Data extracted from a collection
/---
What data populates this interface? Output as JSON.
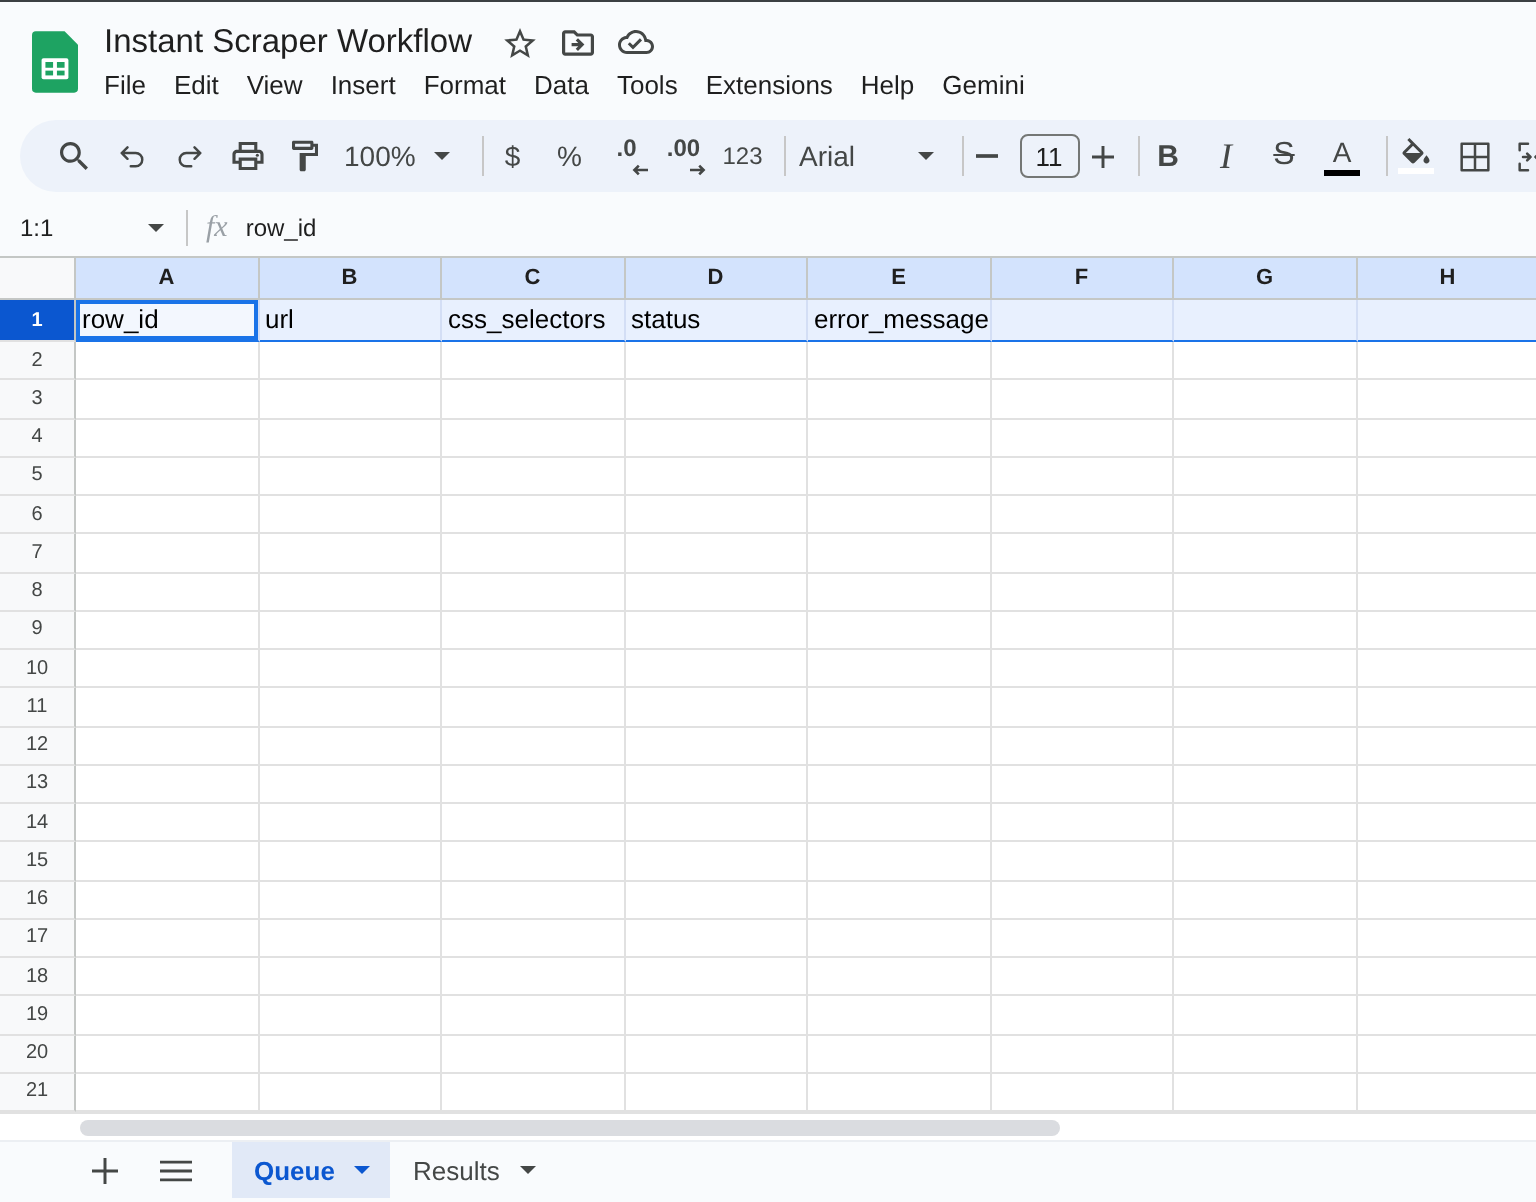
{
  "document": {
    "title": "Instant Scraper Workflow"
  },
  "menu": [
    "File",
    "Edit",
    "View",
    "Insert",
    "Format",
    "Data",
    "Tools",
    "Extensions",
    "Help",
    "Gemini"
  ],
  "toolbar": {
    "zoom": "100%",
    "currency": "$",
    "percent": "%",
    "decrease_decimal": ".0",
    "increase_decimal": ".00",
    "number_format": "123",
    "font": "Arial",
    "font_size": "11",
    "bold": "B",
    "italic": "I",
    "strikethrough": "S",
    "text_color": "A"
  },
  "formula_bar": {
    "cell_reference": "1:1",
    "function_label": "fx",
    "value": "row_id"
  },
  "sheet": {
    "columns": [
      {
        "label": "A",
        "highlighted": true
      },
      {
        "label": "B",
        "highlighted": true
      },
      {
        "label": "C",
        "highlighted": true
      },
      {
        "label": "D",
        "highlighted": true
      },
      {
        "label": "E",
        "highlighted": true
      },
      {
        "label": "F",
        "highlighted": true
      },
      {
        "label": "G",
        "highlighted": true
      },
      {
        "label": "H",
        "highlighted": true
      }
    ],
    "rows": [
      {
        "number": "1",
        "selected": true,
        "cells": [
          {
            "text": "row_id",
            "active": true
          },
          {
            "text": "url",
            "active": false
          },
          {
            "text": "css_selectors",
            "active": false
          },
          {
            "text": "status",
            "active": false
          },
          {
            "text": "error_message",
            "active": false
          }
        ]
      },
      {
        "number": "2",
        "selected": false
      },
      {
        "number": "3",
        "selected": false
      },
      {
        "number": "4",
        "selected": false
      },
      {
        "number": "5",
        "selected": false
      },
      {
        "number": "6",
        "selected": false
      },
      {
        "number": "7",
        "selected": false
      },
      {
        "number": "8",
        "selected": false
      },
      {
        "number": "9",
        "selected": false
      },
      {
        "number": "10",
        "selected": false
      },
      {
        "number": "11",
        "selected": false
      },
      {
        "number": "12",
        "selected": false
      },
      {
        "number": "13",
        "selected": false
      },
      {
        "number": "14",
        "selected": false
      },
      {
        "number": "15",
        "selected": false
      },
      {
        "number": "16",
        "selected": false
      },
      {
        "number": "17",
        "selected": false
      },
      {
        "number": "18",
        "selected": false
      },
      {
        "number": "19",
        "selected": false
      },
      {
        "number": "20",
        "selected": false
      },
      {
        "number": "21",
        "selected": false
      }
    ]
  },
  "sheet_tabs": [
    {
      "label": "Queue",
      "selected": true
    },
    {
      "label": "Results",
      "selected": false
    }
  ]
}
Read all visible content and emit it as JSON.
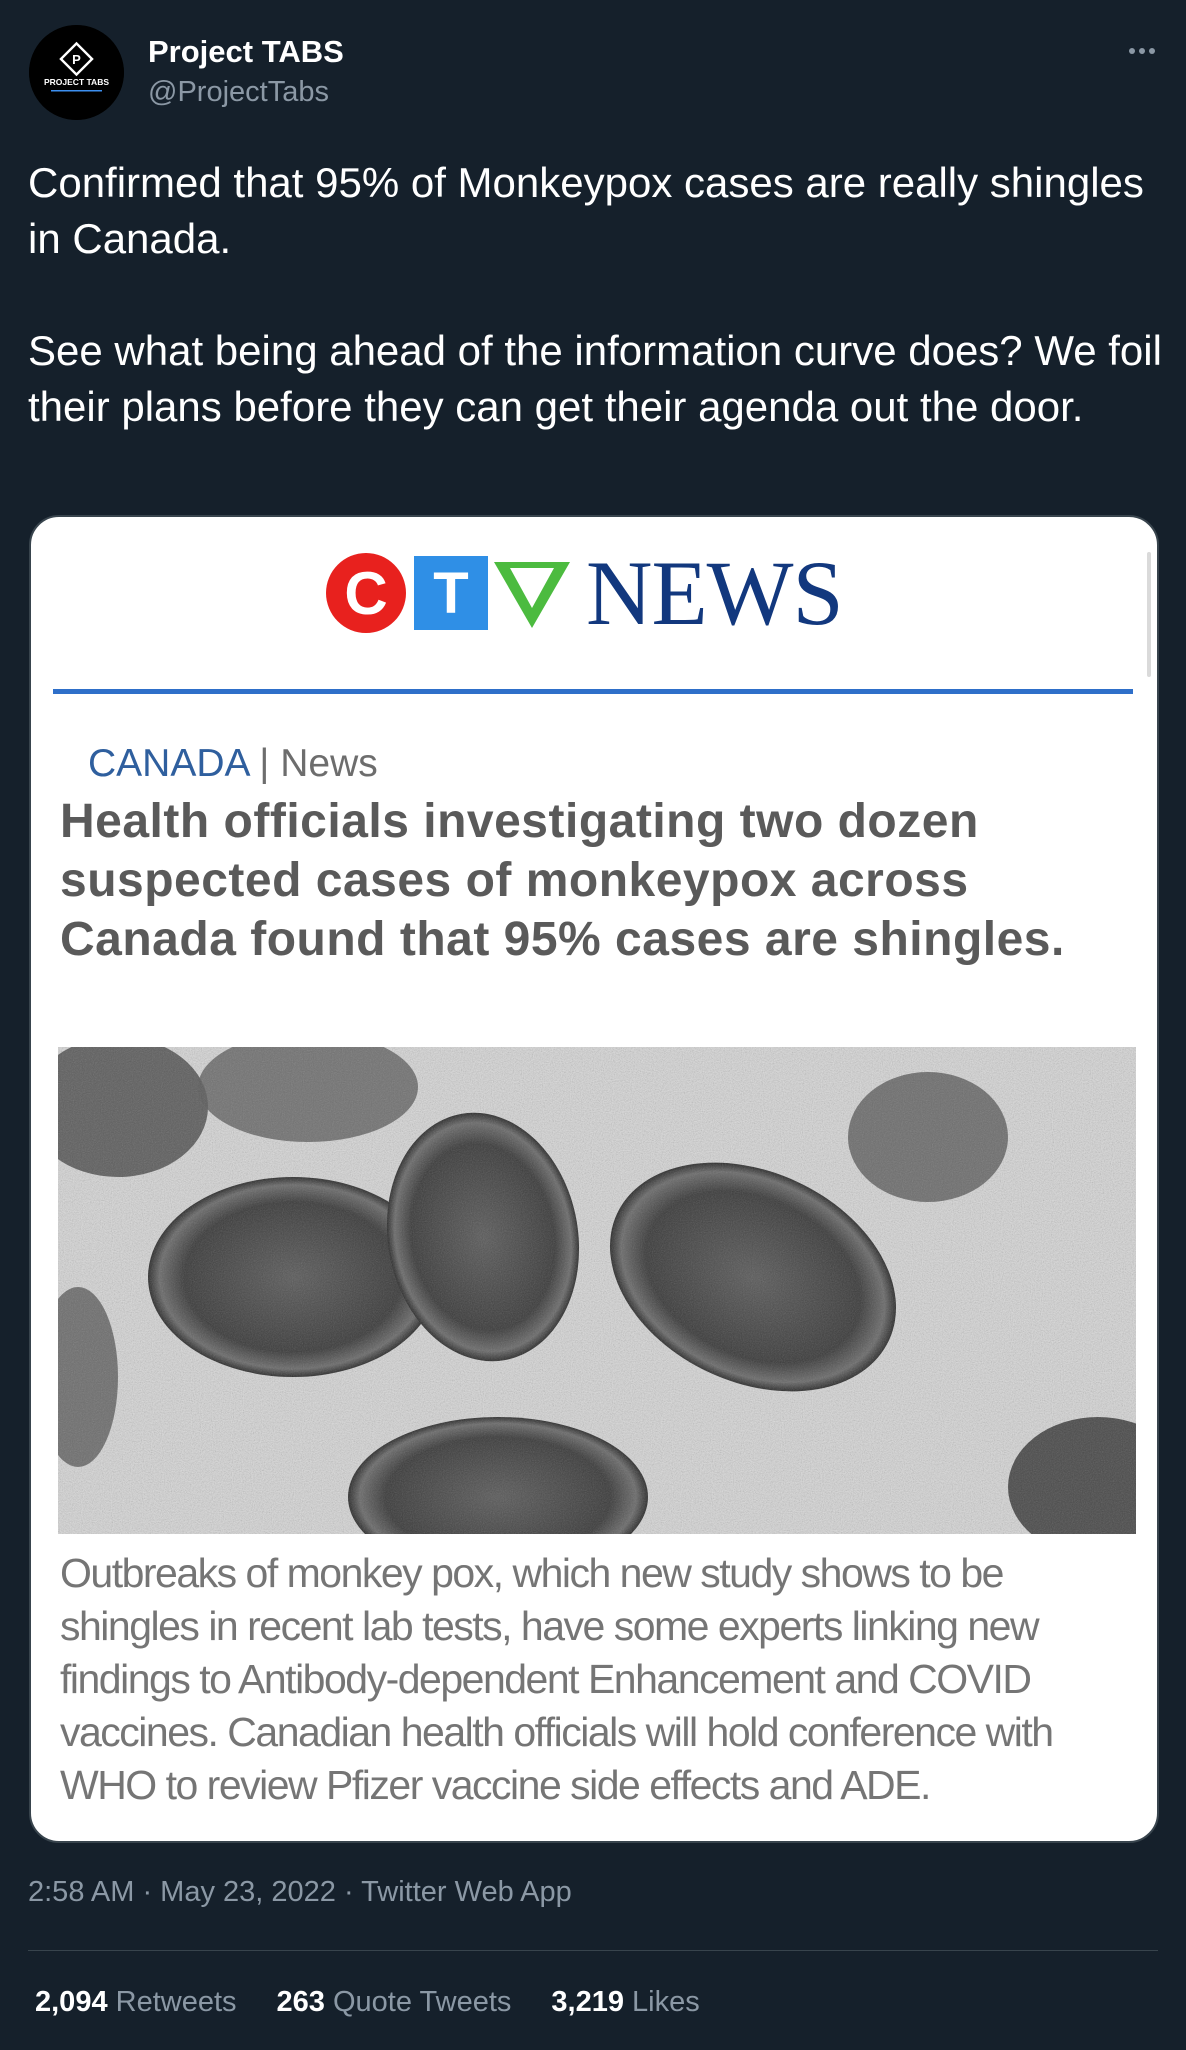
{
  "author": {
    "display_name": "Project TABS",
    "handle": "@ProjectTabs",
    "avatar_text": "PROJECT TABS"
  },
  "tweet": {
    "paragraphs": [
      "Confirmed that 95% of Monkeypox cases are really shingles in Canada.",
      "See what being ahead of the information curve does? We foil their plans before they can get their agenda out the door."
    ]
  },
  "media": {
    "logo": {
      "c": "C",
      "t": "T",
      "news": "NEWS"
    },
    "kicker_section": "CANADA",
    "kicker_separator": "|",
    "kicker_category": "News",
    "headline": "Health officials investigating two dozen suspected cases of monkeypox across Canada found that 95% cases are shingles.",
    "caption": "Outbreaks of monkey pox, which new study shows to be shingles in recent lab tests, have some experts linking new findings to Antibody-dependent Enhancement and COVID vaccines. Canadian health officials will hold conference with WHO to review Pfizer vaccine side effects and ADE."
  },
  "meta": {
    "timestamp": "2:58 AM · May 23, 2022 · Twitter Web App"
  },
  "stats": [
    {
      "count": "2,094",
      "label": "Retweets"
    },
    {
      "count": "263",
      "label": "Quote Tweets"
    },
    {
      "count": "3,219",
      "label": "Likes"
    }
  ],
  "colors": {
    "background": "#15202b",
    "secondary_text": "#8b98a5",
    "ctv_red": "#e8211e",
    "ctv_blue": "#2f8fe6",
    "ctv_green": "#4cbb3f",
    "ctv_navy": "#12387e"
  },
  "icons": {
    "more": "more-horizontal-icon"
  }
}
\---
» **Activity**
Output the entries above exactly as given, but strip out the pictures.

» **Response to the task**
What data populates this interface? Output as JSON.
{
  "document": {
    "title": "Instant Scraper Workflow"
  },
  "menu": [
    "File",
    "Edit",
    "View",
    "Insert",
    "Format",
    "Data",
    "Tools",
    "Extensions",
    "Help",
    "Gemini"
  ],
  "toolbar": {
    "zoom": "100%",
    "currency": "$",
    "percent": "%",
    "decrease_decimal": ".0",
    "increase_decimal": ".00",
    "number_format": "123",
    "font": "Arial",
    "font_size": "11",
    "bold": "B",
    "italic": "I",
    "strikethrough": "S",
    "text_color": "A"
  },
  "formula_bar": {
    "cell_reference": "1:1",
    "function_label": "fx",
    "value": "row_id"
  },
  "sheet": {
    "columns": [
      {
        "label": "A",
        "highlighted": true
      },
      {
        "label": "B",
        "highlighted": true
      },
      {
        "label": "C",
        "highlighted": true
      },
      {
        "label": "D",
        "highlighted": true
      },
      {
        "label": "E",
        "highlighted": true
      },
      {
        "label": "F",
        "highlighted": true
      },
      {
        "label": "G",
        "highlighted": true
      },
      {
        "label": "H",
        "highlighted": true
      }
    ],
    "rows": [
      {
        "number": "1",
        "selected": true,
        "cells": [
          {
            "text": "row_id",
            "active": true
          },
          {
            "text": "url",
            "active": false
          },
          {
            "text": "css_selectors",
            "active": false
          },
          {
            "text": "status",
            "active": false
          },
          {
            "text": "error_message",
            "active": false
          }
        ]
      },
      {
        "number": "2",
        "selected": false
      },
      {
        "number": "3",
        "selected": false
      },
      {
        "number": "4",
        "selected": false
      },
      {
        "number": "5",
        "selected": false
      },
      {
        "number": "6",
        "selected": false
      },
      {
        "number": "7",
        "selected": false
      },
      {
        "number": "8",
        "selected": false
      },
      {
        "number": "9",
        "selected": false
      },
      {
        "number": "10",
        "selected": false
      },
      {
        "number": "11",
        "selected": false
      },
      {
        "number": "12",
        "selected": false
      },
      {
        "number": "13",
        "selected": false
      },
      {
        "number": "14",
        "selected": false
      },
      {
        "number": "15",
        "selected": false
      },
      {
        "number": "16",
        "selected": false
      },
      {
        "number": "17",
        "selected": false
      },
      {
        "number": "18",
        "selected": false
      },
      {
        "number": "19",
        "selected": false
      },
      {
        "number": "20",
        "selected": false
      },
      {
        "number": "21",
        "selected": false
      }
    ]
  },
  "sheet_tabs": [
    {
      "label": "Queue",
      "selected": true
    },
    {
      "label": "Results",
      "selected": false
    }
  ]
}
Read all visible content and emit it as JSON.
{
  "author": {
    "display_name": "Project TABS",
    "handle": "@ProjectTabs",
    "avatar_text": "PROJECT TABS"
  },
  "tweet": {
    "paragraphs": [
      "Confirmed that 95% of Monkeypox cases are really shingles in Canada.",
      "See what being ahead of the information curve does? We foil their plans before they can get their agenda out the door."
    ]
  },
  "media": {
    "logo": {
      "c": "C",
      "t": "T",
      "news": "NEWS"
    },
    "kicker_section": "CANADA",
    "kicker_separator": "|",
    "kicker_category": "News",
    "headline": "Health officials investigating two dozen suspected cases of monkeypox across Canada found that 95% cases are shingles.",
    "caption": "Outbreaks of monkey pox, which new study shows to be shingles in recent lab tests, have some experts linking new findings to Antibody-dependent Enhancement and COVID vaccines. Canadian health officials will hold conference with WHO to review Pfizer vaccine side effects and ADE."
  },
  "meta": {
    "timestamp": "2:58 AM · May 23, 2022 · Twitter Web App"
  },
  "stats": [
    {
      "count": "2,094",
      "label": "Retweets"
    },
    {
      "count": "263",
      "label": "Quote Tweets"
    },
    {
      "count": "3,219",
      "label": "Likes"
    }
  ],
  "colors": {
    "background": "#15202b",
    "secondary_text": "#8b98a5",
    "ctv_red": "#e8211e",
    "ctv_blue": "#2f8fe6",
    "ctv_green": "#4cbb3f",
    "ctv_navy": "#12387e"
  },
  "icons": {
    "more": "more-horizontal-icon"
  }
}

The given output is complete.